CRJ 301 Juvenile Justice
Instructor: Kathleen Minella
February 4, 2013
Juvenile Justice of Yesterday, Today and Future
“We have to recognize that incarceration of youth per se is toxic, so we need to reduce incarceration of young people to the very small dangerous few. And we’ve got to recognize that if we lock up a lot of kids; it’s going to increase crime” (Krisberg, Dr.).
The intention of this writing is to discover some history of the juvenile justice programs, to look at how it is used today and then to discuss future changes that would enhance the juvenile systems. Reducing the amount of youths being incarcerated, reducing the recidivism rate improving rehabilitating methods not only in the Justice system but also within our communities. The installation of programs that would educate both the community and the youth that would give the youth a better chance of success within the communities and give them a future with a better outlook on life giving them a better chance to becoming productive members of their communities and society as a whole by the time they reach adulthood.
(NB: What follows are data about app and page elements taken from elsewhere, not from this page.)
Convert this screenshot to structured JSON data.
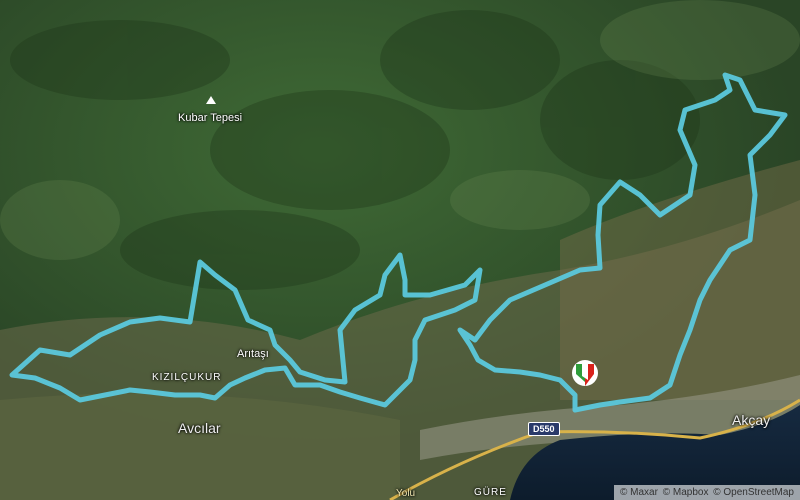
{
  "map": {
    "peak": {
      "name": "Kubar Tepesi",
      "icon": "mountain-peak-icon"
    },
    "places": {
      "aritasi": "Arıtaşı",
      "kizilcukur": "KIZILÇUKUR",
      "avcilar": "Avcılar",
      "akcay": "Akçay",
      "gure": "GÜRE",
      "road_partial": "Yolu"
    },
    "road_label": "D550",
    "route_color": "#5bc8dc",
    "marker": {
      "icon": "start-finish-flag-icon",
      "colors": [
        "#d9221c",
        "#2f9c3a",
        "#ffffff"
      ]
    },
    "attribution": {
      "maxar": "© Maxar",
      "mapbox": "© Mapbox",
      "osm": "© OpenStreetMap"
    }
  }
}
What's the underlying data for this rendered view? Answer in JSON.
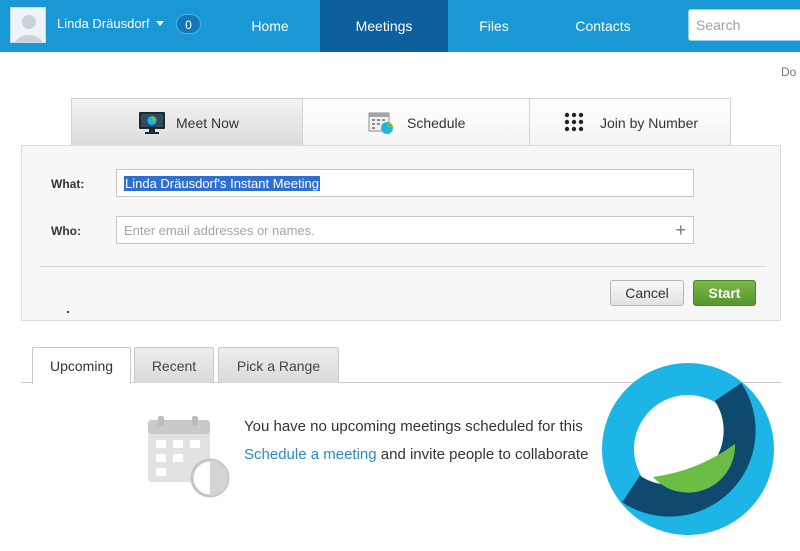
{
  "header": {
    "user_name": "Linda Dräusdorf",
    "badge_count": "0",
    "nav": {
      "home": "Home",
      "meetings": "Meetings",
      "files": "Files",
      "contacts": "Contacts"
    },
    "search_placeholder": "Search",
    "colors": {
      "bar": "#1a98d5",
      "active_tab": "#0d5f9e"
    }
  },
  "page_cut_text": "Do",
  "top_tabs": {
    "meet_now": "Meet Now",
    "schedule": "Schedule",
    "join_by_number": "Join by Number"
  },
  "form": {
    "what_label": "What:",
    "what_value": "Linda Dräusdorf's Instant Meeting",
    "who_label": "Who:",
    "who_placeholder": "Enter email addresses or names.",
    "add_icon": "+",
    "cancel_label": "Cancel",
    "start_label": "Start",
    "colors": {
      "start": "#6aa83a"
    }
  },
  "lower_tabs": {
    "upcoming": "Upcoming",
    "recent": "Recent",
    "pick_a_range": "Pick a Range"
  },
  "empty_state": {
    "line1": "You have no upcoming meetings scheduled for this",
    "link": "Schedule a meeting",
    "line2_rest": " and invite people to collaborate",
    "icon": "calendar-clock-icon"
  },
  "logo": {
    "icon": "webex-logo",
    "colors": [
      "#1cb5e6",
      "#0f4a6e",
      "#6cbd45"
    ]
  }
}
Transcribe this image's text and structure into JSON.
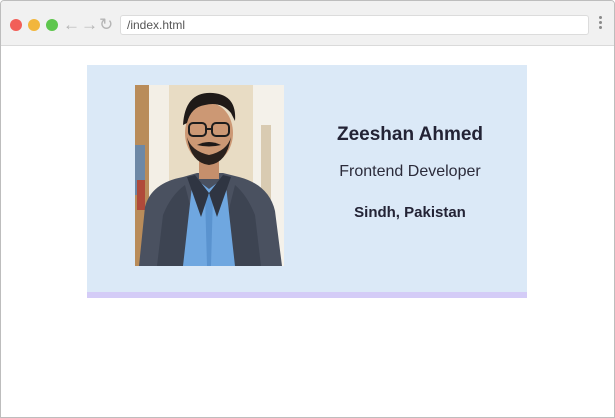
{
  "browser": {
    "address": "/index.html",
    "back_glyph": "←",
    "forward_glyph": "→",
    "reload_glyph": "↻",
    "icons": [
      "close-dot-icon",
      "minimize-dot-icon",
      "maximize-dot-icon",
      "back-arrow-icon",
      "forward-arrow-icon",
      "reload-icon",
      "kebab-menu-icon"
    ]
  },
  "profile": {
    "name": "Zeeshan Ahmed",
    "role": "Frontend Developer",
    "location": "Sindh, Pakistan"
  },
  "colors": {
    "card_background": "#dbe9f7",
    "card_bottom_border": "#d4ccf7",
    "text_dark": "#232335"
  }
}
Our children, our juveniles are the future of our country and as far back as the early 1900’s it was recognized that prosecuting juveniles in adult courts proved to be a great disservice the youth. In 1903 Judge Ben Lindsey of Colorado became an advocate for juvenile justice and went down in history as “The Kids Judge.” The memories of his self as a youth growing up in a low-income working class family, the fact that he himself landed in a Colorado Jail when he was young and the meeting of two youths that were indigent having to serve time with a horse thief and a safe cracker made such an impression on him that he grew a dauntless dedication to ensuring reforms that aided in creating a Juvenile Justice System and improving children’s lives. This pioneer of the juvenile justice recognized the adult jails were harmful to juveniles and endangered them as well as taught them more lessons in crime instead of rehabilitating them. So gathering politicians, Colorado’s governor and the press he set up a summit to talks with some of the youth in prison at that time. The talks made a huge impact on these influential people and convinced them that indeed there was a need for reform. The results were the formation of a “separate court system and rehabilitative housing for teen offenders”. (Moffeit, 2006).
In the early times of juvenile justice, the late 18th century, children under the age of seven were not prosecuted as they were not thought to be able to commit a crime with intention but once they reached age seven they could be prosecuted and could be given a prison or even a death sentence. The 19th century however brought in some forms using some of the 16th century European educational reforms to go by; changing the way people viewed children within the justice system by reasoning that children were not just “miniature people” they indeed had a lack of moral and cognitive understanding making it impossible to fully understand laws or the consequences of breaking those laws. In 1847 John Augustus, a boot maker from Boston bailed out 19 boys and took charge of them with the understanding that their cases would be open and he along with the boys would appear on court dates as directed by the courts to see the progress of these boys. The judge was pleased five or six months afterwards upon the return to court of the boys who ages ranged from age 7 to 15as their mentor, John Augustus had worked with the boys rehabilitating them, and giving the court reason to install a Juvenile program within the court system. His efforts led John Augustus to be fondly called the “Father of Probation” from then on. The first Juvenile court was established in Illinois in 1899 when the Juvenile court Act was passed. This act was dedicated to focusing on the welfare of...